The Coalition appears to be vastly better off than Labor, with the Liberals and Nationals making about $26 million more than their political opponents last year.

Donors appear to have cottoned on early that Labor had little chance of winning the 2013 election 

The 2012-13 annual data dump revealing corporate and personal donations to political parties shows the Liberal Party's total revenue was $73.1 million last financial year, compared with $54.7 million for Labor. The Nationals further bolstered the Coalition's haul with $8.3 million. The Greens recorded $8.1 million in revenue.

Labor relied to a large extent on unions for its funding. Union contributions totalled $5,418,419, with about $600,000 of that designated as "donations". The Construction, Forestry, Mining and Energy Union - which faces allegations of having links to organised crime - gave Labor $618,398.

The Liberal National Party received a combined $13.8 million in donations last year. More than $1 million of this came from mining and energy companies that enthusiastically supported Tony Abbott's campaign to remove the carbon tax. Woodside Energy, Hancock Coal, Chevron Australia, United Petroleum, Vector Resources, Northern Star Resources and Sundance Resources appear among a list of more than 20 companies associated with the energy and resources sectors.

The Australian Hotels Association, which succeeded in neutering Labor's promised anti-poker machine reforms, was again a major donor for both parties, giving Labor $150,000 and the LNP $372,500. Tobacco company Philip Morris gave $107,000 to the LNP.

Given the cut-off for the disclosures was June 30, these figures do not include money taken by parties during the 2013 election campaign.

The most generous personal donor to a political party last year was Roslyn Packer, the widow of billionaire Kerry Packer, who was once Australia's richest man. Mrs Packer gave the Liberals $580,000 in 2012-13, beating most corporate donations to the party and dwarfing all other personal donors.

Mrs Packer donated more than triple the amount given by the next largest donors, Huang Changran and Luo Chuangxiong, who each gave $150,000 to the Labor Party.

Mr Huang appears to be the chairman of Chinese investment company Yuhu Group, while a search of Fairfax Media's press archives back to the late 1980s reveals no record of Mr Luo.

Most individual donors who gave more than the disclosure threshold of $12,100 gave $20,000 or less.

Other notable personal donors to the Liberals included media mogul Harold Mitchell ($17,094) and Qantas chairman Leigh Clifford ($15,000).

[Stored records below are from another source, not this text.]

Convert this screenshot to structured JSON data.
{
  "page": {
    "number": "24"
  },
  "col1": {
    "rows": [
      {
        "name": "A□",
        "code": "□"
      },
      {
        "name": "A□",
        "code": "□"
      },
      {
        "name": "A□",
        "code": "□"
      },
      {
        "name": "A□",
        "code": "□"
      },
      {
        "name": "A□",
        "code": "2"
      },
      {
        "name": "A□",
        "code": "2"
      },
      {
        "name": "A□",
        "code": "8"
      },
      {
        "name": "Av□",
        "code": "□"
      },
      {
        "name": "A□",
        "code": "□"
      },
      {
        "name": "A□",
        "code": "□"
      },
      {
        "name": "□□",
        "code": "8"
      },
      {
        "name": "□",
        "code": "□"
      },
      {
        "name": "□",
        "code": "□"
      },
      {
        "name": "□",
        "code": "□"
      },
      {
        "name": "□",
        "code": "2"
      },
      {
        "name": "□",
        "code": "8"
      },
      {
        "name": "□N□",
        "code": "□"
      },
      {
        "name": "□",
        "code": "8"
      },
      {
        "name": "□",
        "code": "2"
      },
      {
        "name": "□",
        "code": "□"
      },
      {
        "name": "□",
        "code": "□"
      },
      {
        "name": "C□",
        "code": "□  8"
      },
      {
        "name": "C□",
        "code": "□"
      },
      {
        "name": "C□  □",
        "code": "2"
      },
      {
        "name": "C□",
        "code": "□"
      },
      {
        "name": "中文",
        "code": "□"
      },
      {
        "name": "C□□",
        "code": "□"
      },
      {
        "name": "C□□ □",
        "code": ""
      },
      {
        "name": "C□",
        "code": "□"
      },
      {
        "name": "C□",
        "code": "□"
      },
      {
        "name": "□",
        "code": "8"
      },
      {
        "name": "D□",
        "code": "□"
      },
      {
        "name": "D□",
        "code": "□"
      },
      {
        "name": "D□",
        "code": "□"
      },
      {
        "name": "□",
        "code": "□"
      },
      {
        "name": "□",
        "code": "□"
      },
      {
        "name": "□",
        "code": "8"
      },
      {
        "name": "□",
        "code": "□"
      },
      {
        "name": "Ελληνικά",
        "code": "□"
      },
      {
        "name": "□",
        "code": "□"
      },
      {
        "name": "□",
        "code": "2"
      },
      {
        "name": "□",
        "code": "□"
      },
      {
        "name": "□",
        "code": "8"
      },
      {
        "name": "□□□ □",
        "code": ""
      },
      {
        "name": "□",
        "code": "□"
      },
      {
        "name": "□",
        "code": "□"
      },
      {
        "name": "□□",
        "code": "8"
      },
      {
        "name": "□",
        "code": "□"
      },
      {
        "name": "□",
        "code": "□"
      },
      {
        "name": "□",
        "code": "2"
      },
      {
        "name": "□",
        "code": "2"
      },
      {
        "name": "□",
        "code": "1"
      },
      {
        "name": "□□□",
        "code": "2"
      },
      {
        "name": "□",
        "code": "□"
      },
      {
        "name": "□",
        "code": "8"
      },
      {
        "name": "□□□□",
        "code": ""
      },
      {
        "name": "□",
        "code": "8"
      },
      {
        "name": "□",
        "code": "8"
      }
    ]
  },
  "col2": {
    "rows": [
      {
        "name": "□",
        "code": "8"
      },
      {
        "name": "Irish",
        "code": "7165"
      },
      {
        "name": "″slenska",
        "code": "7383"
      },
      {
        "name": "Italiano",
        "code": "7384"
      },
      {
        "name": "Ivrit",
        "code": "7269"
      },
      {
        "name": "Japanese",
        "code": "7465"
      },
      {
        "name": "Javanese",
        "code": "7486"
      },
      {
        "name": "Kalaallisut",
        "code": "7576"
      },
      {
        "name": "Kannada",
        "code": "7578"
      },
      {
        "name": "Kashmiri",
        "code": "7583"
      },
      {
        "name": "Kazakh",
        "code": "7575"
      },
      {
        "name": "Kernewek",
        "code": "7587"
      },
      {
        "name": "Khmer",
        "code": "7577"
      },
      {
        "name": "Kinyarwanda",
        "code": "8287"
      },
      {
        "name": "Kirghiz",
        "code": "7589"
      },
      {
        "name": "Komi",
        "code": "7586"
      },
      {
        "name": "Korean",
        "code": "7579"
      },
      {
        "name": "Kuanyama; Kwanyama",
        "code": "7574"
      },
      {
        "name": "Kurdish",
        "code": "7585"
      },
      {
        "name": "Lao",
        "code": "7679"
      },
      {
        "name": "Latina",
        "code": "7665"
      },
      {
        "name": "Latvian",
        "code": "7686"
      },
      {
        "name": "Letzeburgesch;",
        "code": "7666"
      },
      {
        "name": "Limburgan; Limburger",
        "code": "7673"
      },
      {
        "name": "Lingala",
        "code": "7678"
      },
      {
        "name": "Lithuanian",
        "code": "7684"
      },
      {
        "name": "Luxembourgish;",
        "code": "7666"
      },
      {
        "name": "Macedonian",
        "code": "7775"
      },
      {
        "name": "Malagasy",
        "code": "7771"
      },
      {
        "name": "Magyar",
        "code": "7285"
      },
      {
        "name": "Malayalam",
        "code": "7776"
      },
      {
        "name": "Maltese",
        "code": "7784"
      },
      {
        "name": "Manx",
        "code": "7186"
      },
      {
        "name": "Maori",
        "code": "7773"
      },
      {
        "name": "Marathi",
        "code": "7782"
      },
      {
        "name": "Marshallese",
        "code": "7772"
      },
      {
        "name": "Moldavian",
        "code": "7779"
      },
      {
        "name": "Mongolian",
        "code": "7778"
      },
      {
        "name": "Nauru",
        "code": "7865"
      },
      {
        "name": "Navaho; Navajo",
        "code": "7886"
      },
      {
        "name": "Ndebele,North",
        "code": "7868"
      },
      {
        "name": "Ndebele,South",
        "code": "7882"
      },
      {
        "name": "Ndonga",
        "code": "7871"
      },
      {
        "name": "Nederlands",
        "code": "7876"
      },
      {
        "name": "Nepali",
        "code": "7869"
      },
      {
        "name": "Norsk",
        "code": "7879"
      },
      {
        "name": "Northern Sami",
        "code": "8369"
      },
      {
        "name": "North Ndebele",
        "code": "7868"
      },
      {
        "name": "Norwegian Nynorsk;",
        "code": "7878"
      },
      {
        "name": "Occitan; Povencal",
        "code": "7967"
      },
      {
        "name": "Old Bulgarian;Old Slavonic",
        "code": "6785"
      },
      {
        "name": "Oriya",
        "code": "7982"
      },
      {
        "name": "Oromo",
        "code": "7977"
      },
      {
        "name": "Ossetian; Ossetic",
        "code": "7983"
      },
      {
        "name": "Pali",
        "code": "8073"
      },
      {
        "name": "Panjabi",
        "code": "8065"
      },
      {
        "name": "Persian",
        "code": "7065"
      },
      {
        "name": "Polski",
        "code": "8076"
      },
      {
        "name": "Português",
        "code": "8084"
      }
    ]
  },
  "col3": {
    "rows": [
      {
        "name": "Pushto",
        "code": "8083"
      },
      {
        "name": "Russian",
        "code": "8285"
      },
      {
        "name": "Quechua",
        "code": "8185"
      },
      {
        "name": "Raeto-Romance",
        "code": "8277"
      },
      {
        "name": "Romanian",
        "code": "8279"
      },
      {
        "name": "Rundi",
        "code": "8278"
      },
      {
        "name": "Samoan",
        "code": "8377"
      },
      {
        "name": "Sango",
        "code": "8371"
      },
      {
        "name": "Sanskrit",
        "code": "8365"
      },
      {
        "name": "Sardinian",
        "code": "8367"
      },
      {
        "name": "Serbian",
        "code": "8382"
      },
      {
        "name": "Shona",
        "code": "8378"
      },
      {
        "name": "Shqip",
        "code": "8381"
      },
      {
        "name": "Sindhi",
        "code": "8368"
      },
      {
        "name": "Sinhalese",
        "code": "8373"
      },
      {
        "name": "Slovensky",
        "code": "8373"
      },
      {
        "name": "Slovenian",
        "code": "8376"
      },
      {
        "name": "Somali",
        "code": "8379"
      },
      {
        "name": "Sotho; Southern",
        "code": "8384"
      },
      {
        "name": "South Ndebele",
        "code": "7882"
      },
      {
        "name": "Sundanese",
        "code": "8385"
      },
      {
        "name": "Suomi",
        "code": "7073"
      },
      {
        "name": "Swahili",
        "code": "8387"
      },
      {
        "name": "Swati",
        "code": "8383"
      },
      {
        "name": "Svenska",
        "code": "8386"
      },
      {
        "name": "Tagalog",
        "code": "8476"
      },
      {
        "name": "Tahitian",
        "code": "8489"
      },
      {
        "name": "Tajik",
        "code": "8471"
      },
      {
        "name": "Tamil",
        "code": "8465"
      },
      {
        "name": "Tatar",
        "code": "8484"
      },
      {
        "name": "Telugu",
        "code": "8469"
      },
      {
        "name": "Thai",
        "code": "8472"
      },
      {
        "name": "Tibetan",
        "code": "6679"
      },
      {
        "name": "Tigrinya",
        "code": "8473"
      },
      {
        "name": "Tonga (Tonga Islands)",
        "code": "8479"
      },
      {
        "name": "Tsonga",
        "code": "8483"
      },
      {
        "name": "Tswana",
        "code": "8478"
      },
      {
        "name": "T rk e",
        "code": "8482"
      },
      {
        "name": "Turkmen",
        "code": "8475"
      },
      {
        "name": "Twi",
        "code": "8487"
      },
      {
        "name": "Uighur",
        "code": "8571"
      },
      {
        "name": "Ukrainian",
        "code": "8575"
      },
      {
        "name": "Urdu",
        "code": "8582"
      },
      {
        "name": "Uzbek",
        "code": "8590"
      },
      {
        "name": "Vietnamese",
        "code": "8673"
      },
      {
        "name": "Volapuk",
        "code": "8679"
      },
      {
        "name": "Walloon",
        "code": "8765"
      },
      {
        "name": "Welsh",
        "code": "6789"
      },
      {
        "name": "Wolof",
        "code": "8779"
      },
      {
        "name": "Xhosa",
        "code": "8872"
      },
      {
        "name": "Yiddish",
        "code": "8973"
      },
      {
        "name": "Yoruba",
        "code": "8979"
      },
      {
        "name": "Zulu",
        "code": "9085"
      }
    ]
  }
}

Oddly, the self-proclaimed billionaire Clive Palmer donated $42,000 last June to his political enemy, the Queensland LNP. The donation came more than six months after Mr Palmer quit the LNP after a bitter falling out with Queensland Premier Campbell Newman. And it was only three months before the election in which Mr Palmer, running as leader of his own political party, the Palmer United Party, stole a House of Representative seat from the very party he sponsored.

Asked why he gave $42,000 to his political enemy, Mr Palmer said: "It wasn't a conscious donation from me." Mr Palmer said his wife and 19-year-old daughter had signed up for an LNP fund-raising dinner last January, and he did not have the heart to tell them they couldn't go. "I don't think you can tell women the way to think. They are entitled to their own views."

Donors appear to have cottoned on early that Labor had little chance of winning the 2013 election. The Liberal Party made nearly $20 million more in 2012-13 than in 2011-12 (when the party made $55 million).

Labor made only $5 million more last year than the previous year, in which it made $49.5 million. The party's most generous donors included chicken and turkey purveyor Inghams Enterprises ($250,000) and Chinese investment company Yuhu Group ($200,000).

Correction: An earlier version of this story incorrectly reported that more than $1 million of donations to the Liberal National Party came from mining and energy companies that supported Tony Abbott's campaign to remove the mining tax. They, in fact, supported the removal of the carbon tax.